• _THE PROBLEM_
Count the lines below that contain the word "icon", and give only that number.

• _RECORDS FOR THIS EXERCISE_
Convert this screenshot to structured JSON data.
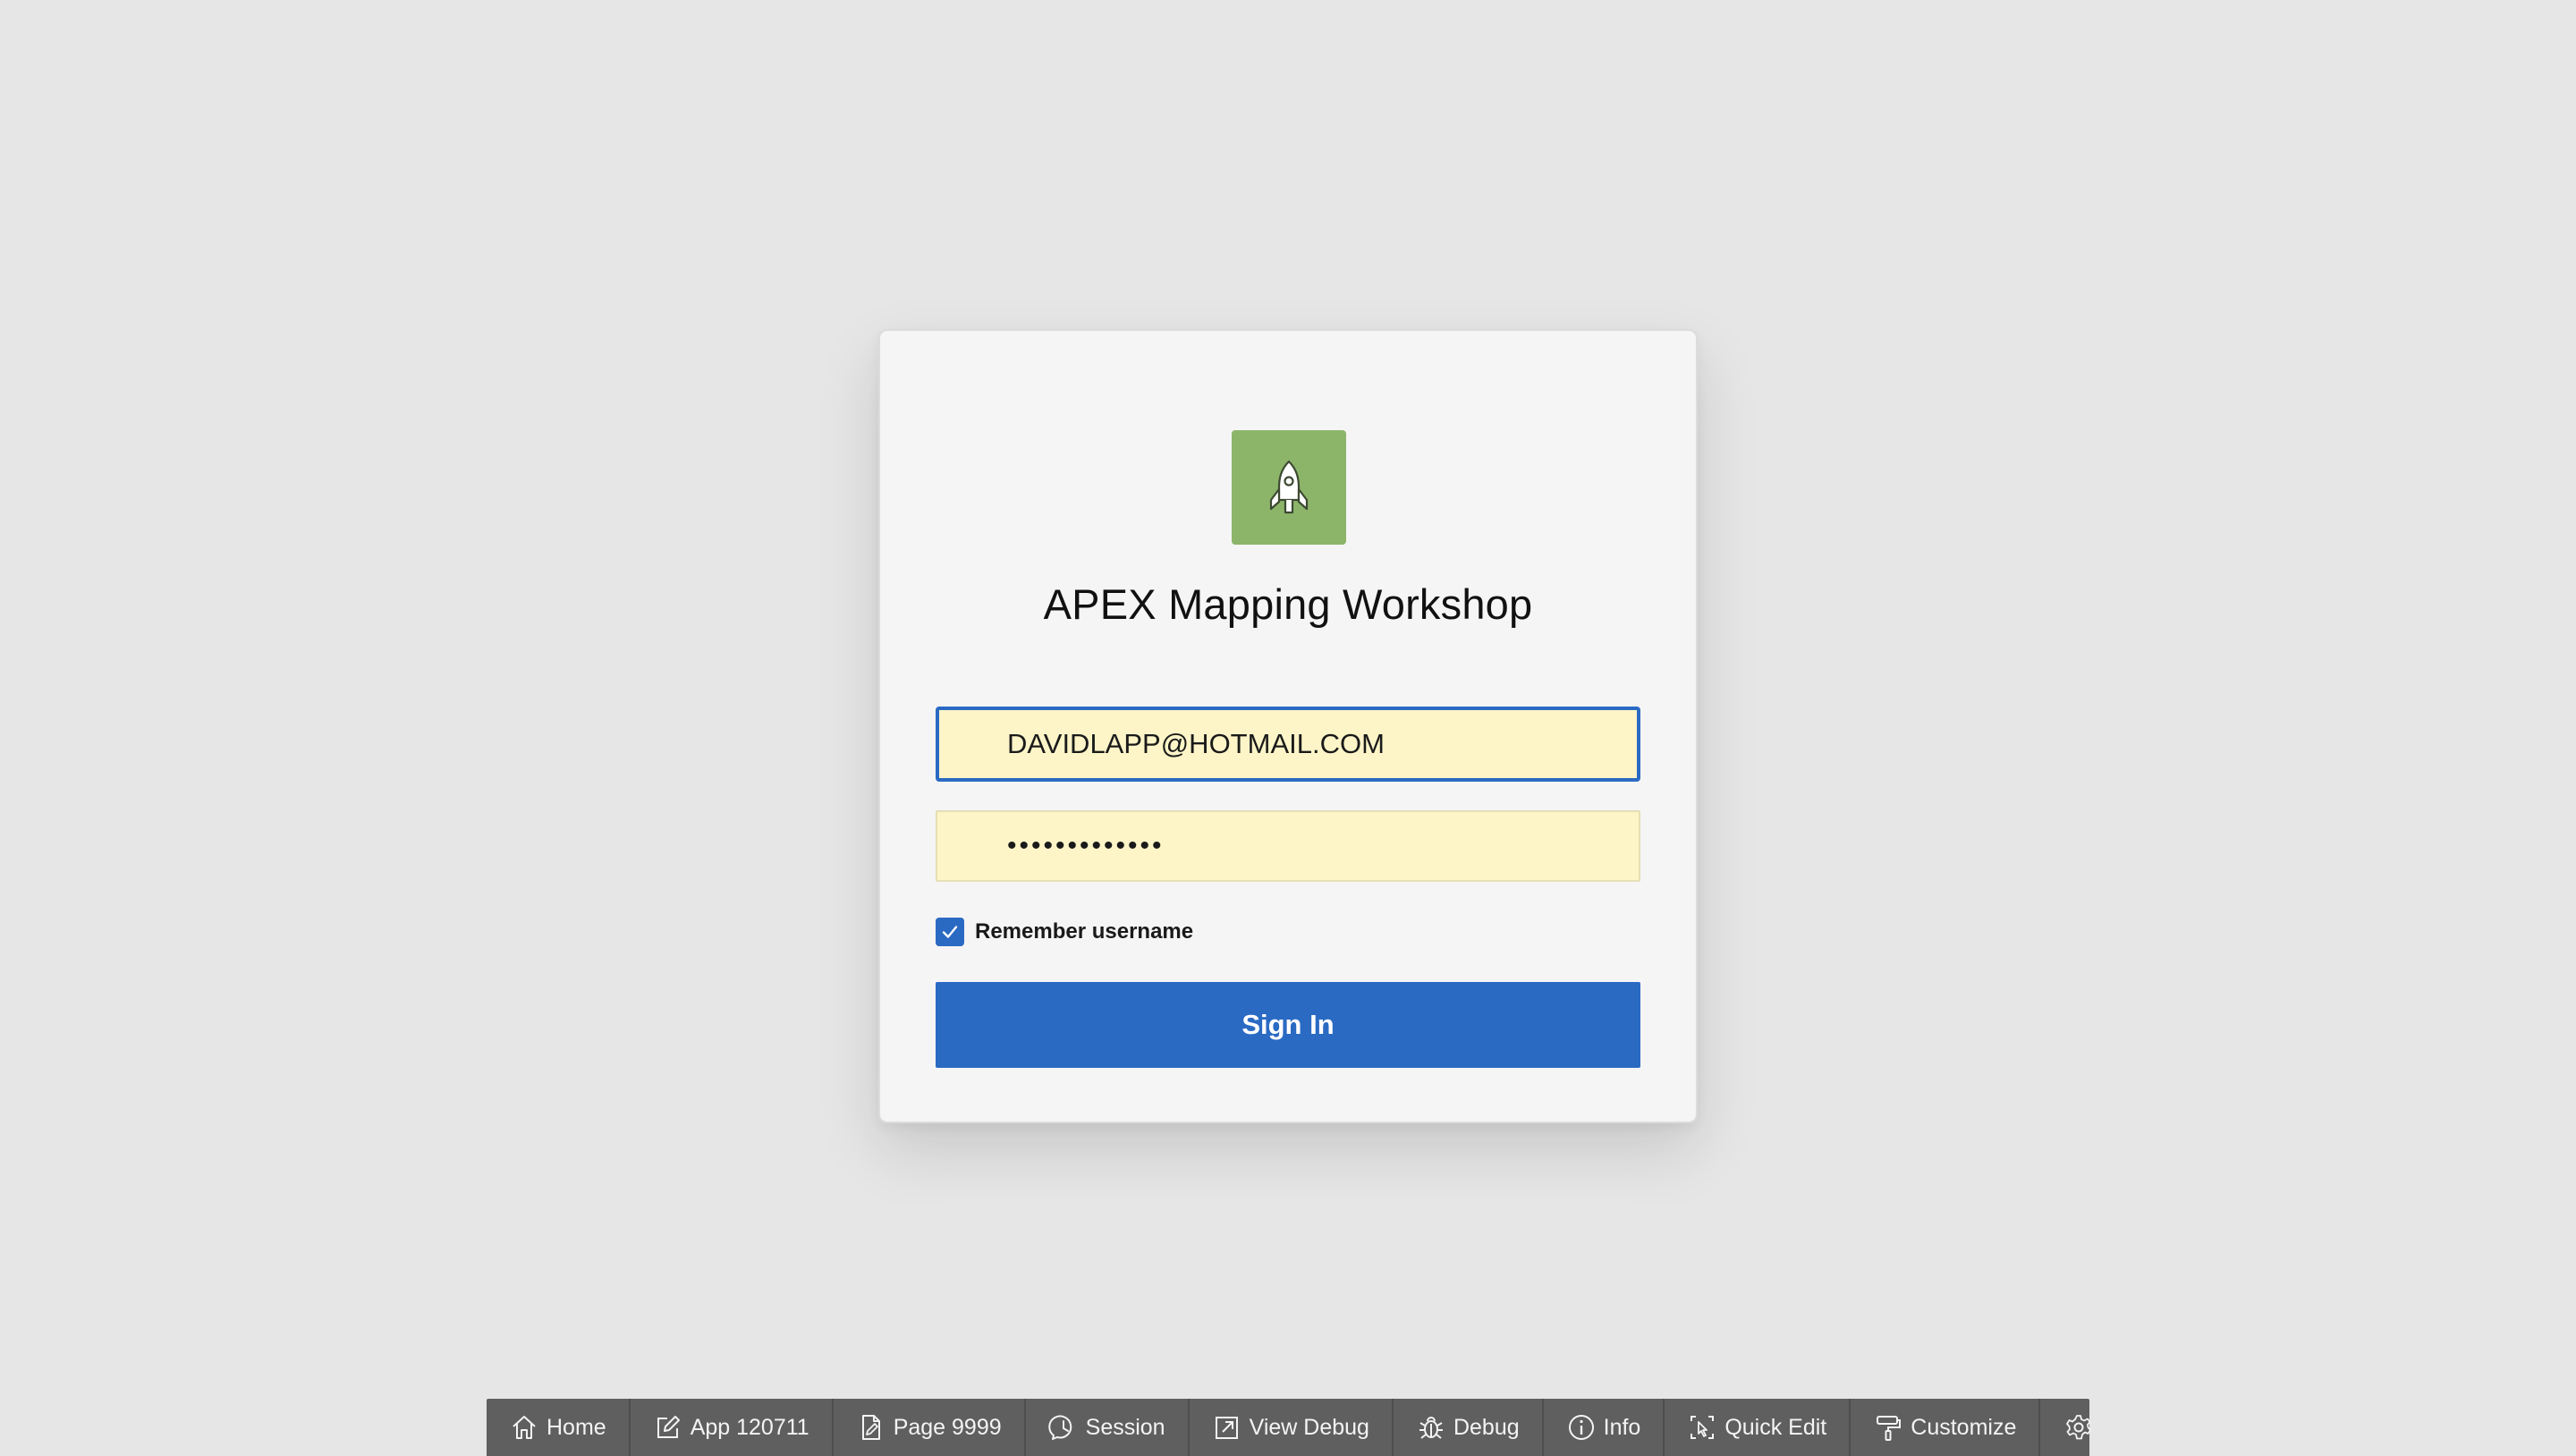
{
  "app": {
    "title": "APEX Mapping Workshop",
    "logo_icon": "rocket-icon",
    "logo_color": "#8cb56a"
  },
  "login": {
    "username_value": "DAVIDLAPP@HOTMAIL.COM",
    "password_display": "•••••••••••••",
    "remember_label": "Remember username",
    "remember_checked": true,
    "sign_in_label": "Sign In"
  },
  "colors": {
    "primary": "#2a6ac3",
    "field_autofill": "#fdf5c8",
    "toolbar_bg": "#5f5f5f",
    "page_bg": "#e6e6e6"
  },
  "toolbar": {
    "items": [
      {
        "label": "Home",
        "icon": "home-icon"
      },
      {
        "label": "App 120711",
        "icon": "edit-icon"
      },
      {
        "label": "Page 9999",
        "icon": "page-edit-icon"
      },
      {
        "label": "Session",
        "icon": "session-icon"
      },
      {
        "label": "View Debug",
        "icon": "external-link-icon"
      },
      {
        "label": "Debug",
        "icon": "bug-icon"
      },
      {
        "label": "Info",
        "icon": "info-icon"
      },
      {
        "label": "Quick Edit",
        "icon": "quick-edit-icon"
      },
      {
        "label": "Customize",
        "icon": "paint-roller-icon"
      },
      {
        "label": "",
        "icon": "gear-icon"
      }
    ]
  }
}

• _ANSWER_
11